British Prime Minister Rishi Sunak has made a resolute declaration of justice, vowing to overturn the convictions of over 900 Post Office branch managers wrongfully accused of theft or fraud due to a malfunctioning computer system. This pledge marks a notable stride toward rectifying one of the most damning miscarriages of justice in UK history.
Following a compelling TV docudrama that exposed the immense scale of the scandal and garnered significant public sympathy for the unjustly persecuted postmasters, Sunak made his announcement, expressing grave concern for the profound impact these wrongful accusations had on the lives and reputations of the unsuspecting victims.

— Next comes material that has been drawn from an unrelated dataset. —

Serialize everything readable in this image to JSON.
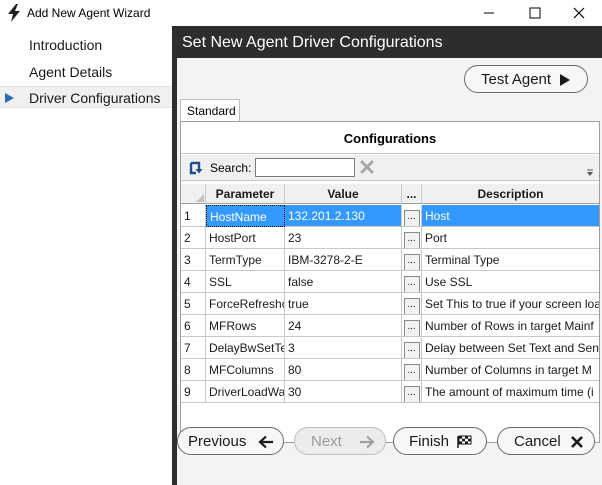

“This is one of the greatest miscarriages of justice in our nation’s history,” Sunak declared. “People who worked hard to serve their communities had their lives and their reputations destroyed through absolutely no fault of their own. The victims must get justice and compensation.”
At the heart of the controversy is a deeply flawed computer system that erroneously registered financial discrepancies, unwittingly leading to the unnecessary prosecution of post office branch managers. The repercussions of this grave technical error were disastrous, resulting in wrongful convictions, ruined livelihoods, tarnished reputations, and unimaginable emotional distress.
By committing to overturn the wrongful convictions, Sunak is taking an essential step towards rectifying this historic wrong. The government is expected to ensure that the victims of the scandal are granted justice and the compensation they deserve.
In addition to compensating the victims, the government’s response should also encompass a comprehensive review of the flawed computer system, hold those responsible accountable, and implement measures to proactively prevent such injustices from occurring in the future.
What initially seems like an isolated case of a faulty computer system transcends beyond just technical error — it underscores a systemic failure within the British Post Office. The scandal has spotlighted the detrimental impact a single erroneous system click can have, and how it could quietly persist for an alarming 24 year duration.
Can we quantify the trauma endured by thousands resulting from this longstanding administrative negligence? When will we see comprehensive reforms effective in preventing such inexcusable errors and the toll they take on innocent lives?
Sunak is faced with a daunting task — a 24-year-long saga of wrongful convictions, a prolonged struggle for acknowledgment of wrongdoing, and a necessary commitment to systemic change.
“This is more than just a scandal; it’s a clarion call for systemic change!” the Prime Minister candidly noted.
But with acknowledgment, comes hope for justice, for accountability, and for reforms that prevent future injustices.
Britons and the world will now watch with anticipation as the government begins the journey to right a historic wrong, restore the dignity of innocently convicted postmasters, and work towards a future where every click ensures justice, not injustice.